*What you will do*: Write the data below out again, unchanged.

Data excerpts
******************************
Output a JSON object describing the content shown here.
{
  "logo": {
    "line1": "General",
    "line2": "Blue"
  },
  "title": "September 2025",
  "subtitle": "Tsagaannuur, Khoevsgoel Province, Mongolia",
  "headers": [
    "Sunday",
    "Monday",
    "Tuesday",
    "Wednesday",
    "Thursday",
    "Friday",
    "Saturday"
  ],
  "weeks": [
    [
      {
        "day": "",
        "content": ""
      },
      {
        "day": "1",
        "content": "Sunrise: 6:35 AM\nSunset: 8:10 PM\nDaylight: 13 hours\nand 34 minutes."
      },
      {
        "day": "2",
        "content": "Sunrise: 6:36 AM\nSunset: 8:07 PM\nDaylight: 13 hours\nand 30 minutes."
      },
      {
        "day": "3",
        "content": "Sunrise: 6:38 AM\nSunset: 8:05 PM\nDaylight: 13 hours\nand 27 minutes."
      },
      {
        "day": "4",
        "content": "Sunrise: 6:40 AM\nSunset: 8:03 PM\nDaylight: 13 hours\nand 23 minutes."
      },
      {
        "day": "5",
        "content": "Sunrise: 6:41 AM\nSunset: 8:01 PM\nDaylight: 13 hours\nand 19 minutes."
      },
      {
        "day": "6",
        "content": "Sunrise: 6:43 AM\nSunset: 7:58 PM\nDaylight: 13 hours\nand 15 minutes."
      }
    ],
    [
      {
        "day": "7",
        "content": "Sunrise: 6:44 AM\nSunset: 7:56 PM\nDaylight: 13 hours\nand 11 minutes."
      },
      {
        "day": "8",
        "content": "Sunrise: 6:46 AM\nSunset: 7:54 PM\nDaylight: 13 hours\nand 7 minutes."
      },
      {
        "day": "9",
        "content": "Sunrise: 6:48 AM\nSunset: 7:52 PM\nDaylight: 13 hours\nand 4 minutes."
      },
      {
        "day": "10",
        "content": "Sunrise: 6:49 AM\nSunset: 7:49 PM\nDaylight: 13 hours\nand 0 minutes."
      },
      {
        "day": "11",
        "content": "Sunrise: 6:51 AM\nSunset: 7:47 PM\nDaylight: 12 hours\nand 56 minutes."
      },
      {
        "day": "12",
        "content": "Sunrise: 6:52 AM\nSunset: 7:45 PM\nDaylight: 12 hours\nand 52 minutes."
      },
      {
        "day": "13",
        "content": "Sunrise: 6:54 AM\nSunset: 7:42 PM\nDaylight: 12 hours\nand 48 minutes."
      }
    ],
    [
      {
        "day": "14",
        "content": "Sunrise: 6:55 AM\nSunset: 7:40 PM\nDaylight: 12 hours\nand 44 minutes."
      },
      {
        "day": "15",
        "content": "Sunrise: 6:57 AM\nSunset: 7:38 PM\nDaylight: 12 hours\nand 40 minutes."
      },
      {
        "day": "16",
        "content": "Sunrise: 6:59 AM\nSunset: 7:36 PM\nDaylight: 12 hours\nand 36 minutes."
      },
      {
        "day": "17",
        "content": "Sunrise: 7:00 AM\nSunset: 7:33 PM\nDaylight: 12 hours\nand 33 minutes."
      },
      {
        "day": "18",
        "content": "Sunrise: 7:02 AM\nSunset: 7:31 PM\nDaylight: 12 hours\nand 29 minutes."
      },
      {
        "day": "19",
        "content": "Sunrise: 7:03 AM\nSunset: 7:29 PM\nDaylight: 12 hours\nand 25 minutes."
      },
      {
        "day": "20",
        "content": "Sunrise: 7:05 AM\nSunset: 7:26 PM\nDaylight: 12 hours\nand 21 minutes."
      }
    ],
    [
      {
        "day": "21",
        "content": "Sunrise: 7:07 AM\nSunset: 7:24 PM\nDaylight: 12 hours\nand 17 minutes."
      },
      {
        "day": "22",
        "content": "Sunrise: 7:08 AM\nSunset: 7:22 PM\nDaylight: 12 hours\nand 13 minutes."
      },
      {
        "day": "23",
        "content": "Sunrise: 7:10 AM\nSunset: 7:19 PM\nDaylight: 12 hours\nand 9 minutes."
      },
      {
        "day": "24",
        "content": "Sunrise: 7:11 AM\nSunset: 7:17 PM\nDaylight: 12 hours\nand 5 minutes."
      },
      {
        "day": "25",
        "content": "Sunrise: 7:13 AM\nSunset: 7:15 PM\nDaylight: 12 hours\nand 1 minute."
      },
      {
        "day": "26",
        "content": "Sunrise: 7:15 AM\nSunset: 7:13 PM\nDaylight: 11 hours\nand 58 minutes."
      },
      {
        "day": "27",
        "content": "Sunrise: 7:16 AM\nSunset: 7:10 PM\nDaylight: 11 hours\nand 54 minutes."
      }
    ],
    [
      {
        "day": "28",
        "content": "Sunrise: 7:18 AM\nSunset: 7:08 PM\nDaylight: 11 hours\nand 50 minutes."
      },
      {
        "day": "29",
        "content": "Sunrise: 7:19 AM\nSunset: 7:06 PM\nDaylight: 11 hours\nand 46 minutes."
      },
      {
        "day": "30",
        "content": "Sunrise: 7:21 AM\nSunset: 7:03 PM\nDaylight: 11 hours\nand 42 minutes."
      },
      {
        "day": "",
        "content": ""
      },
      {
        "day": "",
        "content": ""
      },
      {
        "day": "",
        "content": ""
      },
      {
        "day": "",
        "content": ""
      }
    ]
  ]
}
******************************
*Solution for this exercise*:
Output a JSON object describing the content shown here.
{
  "logo": {
    "line1": "General",
    "line2": "Blue"
  },
  "title": "September 2025",
  "subtitle": "Tsagaannuur, Khoevsgoel Province, Mongolia",
  "headers": [
    "Sunday",
    "Monday",
    "Tuesday",
    "Wednesday",
    "Thursday",
    "Friday",
    "Saturday"
  ],
  "weeks": [
    [
      {
        "day": "",
        "content": ""
      },
      {
        "day": "1",
        "content": "Sunrise: 6:35 AM\nSunset: 8:10 PM\nDaylight: 13 hours\nand 34 minutes."
      },
      {
        "day": "2",
        "content": "Sunrise: 6:36 AM\nSunset: 8:07 PM\nDaylight: 13 hours\nand 30 minutes."
      },
      {
        "day": "3",
        "content": "Sunrise: 6:38 AM\nSunset: 8:05 PM\nDaylight: 13 hours\nand 27 minutes."
      },
      {
        "day": "4",
        "content": "Sunrise: 6:40 AM\nSunset: 8:03 PM\nDaylight: 13 hours\nand 23 minutes."
      },
      {
        "day": "5",
        "content": "Sunrise: 6:41 AM\nSunset: 8:01 PM\nDaylight: 13 hours\nand 19 minutes."
      },
      {
        "day": "6",
        "content": "Sunrise: 6:43 AM\nSunset: 7:58 PM\nDaylight: 13 hours\nand 15 minutes."
      }
    ],
    [
      {
        "day": "7",
        "content": "Sunrise: 6:44 AM\nSunset: 7:56 PM\nDaylight: 13 hours\nand 11 minutes."
      },
      {
        "day": "8",
        "content": "Sunrise: 6:46 AM\nSunset: 7:54 PM\nDaylight: 13 hours\nand 7 minutes."
      },
      {
        "day": "9",
        "content": "Sunrise: 6:48 AM\nSunset: 7:52 PM\nDaylight: 13 hours\nand 4 minutes."
      },
      {
        "day": "10",
        "content": "Sunrise: 6:49 AM\nSunset: 7:49 PM\nDaylight: 13 hours\nand 0 minutes."
      },
      {
        "day": "11",
        "content": "Sunrise: 6:51 AM\nSunset: 7:47 PM\nDaylight: 12 hours\nand 56 minutes."
      },
      {
        "day": "12",
        "content": "Sunrise: 6:52 AM\nSunset: 7:45 PM\nDaylight: 12 hours\nand 52 minutes."
      },
      {
        "day": "13",
        "content": "Sunrise: 6:54 AM\nSunset: 7:42 PM\nDaylight: 12 hours\nand 48 minutes."
      }
    ],
    [
      {
        "day": "14",
        "content": "Sunrise: 6:55 AM\nSunset: 7:40 PM\nDaylight: 12 hours\nand 44 minutes."
      },
      {
        "day": "15",
        "content": "Sunrise: 6:57 AM\nSunset: 7:38 PM\nDaylight: 12 hours\nand 40 minutes."
      },
      {
        "day": "16",
        "content": "Sunrise: 6:59 AM\nSunset: 7:36 PM\nDaylight: 12 hours\nand 36 minutes."
      },
      {
        "day": "17",
        "content": "Sunrise: 7:00 AM\nSunset: 7:33 PM\nDaylight: 12 hours\nand 33 minutes."
      },
      {
        "day": "18",
        "content": "Sunrise: 7:02 AM\nSunset: 7:31 PM\nDaylight: 12 hours\nand 29 minutes."
      },
      {
        "day": "19",
        "content": "Sunrise: 7:03 AM\nSunset: 7:29 PM\nDaylight: 12 hours\nand 25 minutes."
      },
      {
        "day": "20",
        "content": "Sunrise: 7:05 AM\nSunset: 7:26 PM\nDaylight: 12 hours\nand 21 minutes."
      }
    ],
    [
      {
        "day": "21",
        "content": "Sunrise: 7:07 AM\nSunset: 7:24 PM\nDaylight: 12 hours\nand 17 minutes."
      },
      {
        "day": "22",
        "content": "Sunrise: 7:08 AM\nSunset: 7:22 PM\nDaylight: 12 hours\nand 13 minutes."
      },
      {
        "day": "23",
        "content": "Sunrise: 7:10 AM\nSunset: 7:19 PM\nDaylight: 12 hours\nand 9 minutes."
      },
      {
        "day": "24",
        "content": "Sunrise: 7:11 AM\nSunset: 7:17 PM\nDaylight: 12 hours\nand 5 minutes."
      },
      {
        "day": "25",
        "content": "Sunrise: 7:13 AM\nSunset: 7:15 PM\nDaylight: 12 hours\nand 1 minute."
      },
      {
        "day": "26",
        "content": "Sunrise: 7:15 AM\nSunset: 7:13 PM\nDaylight: 11 hours\nand 58 minutes."
      },
      {
        "day": "27",
        "content": "Sunrise: 7:16 AM\nSunset: 7:10 PM\nDaylight: 11 hours\nand 54 minutes."
      }
    ],
    [
      {
        "day": "28",
        "content": "Sunrise: 7:18 AM\nSunset: 7:08 PM\nDaylight: 11 hours\nand 50 minutes."
      },
      {
        "day": "29",
        "content": "Sunrise: 7:19 AM\nSunset: 7:06 PM\nDaylight: 11 hours\nand 46 minutes."
      },
      {
        "day": "30",
        "content": "Sunrise: 7:21 AM\nSunset: 7:03 PM\nDaylight: 11 hours\nand 42 minutes."
      },
      {
        "day": "",
        "content": ""
      },
      {
        "day": "",
        "content": ""
      },
      {
        "day": "",
        "content": ""
      },
      {
        "day": "",
        "content": ""
      }
    ]
  ]
}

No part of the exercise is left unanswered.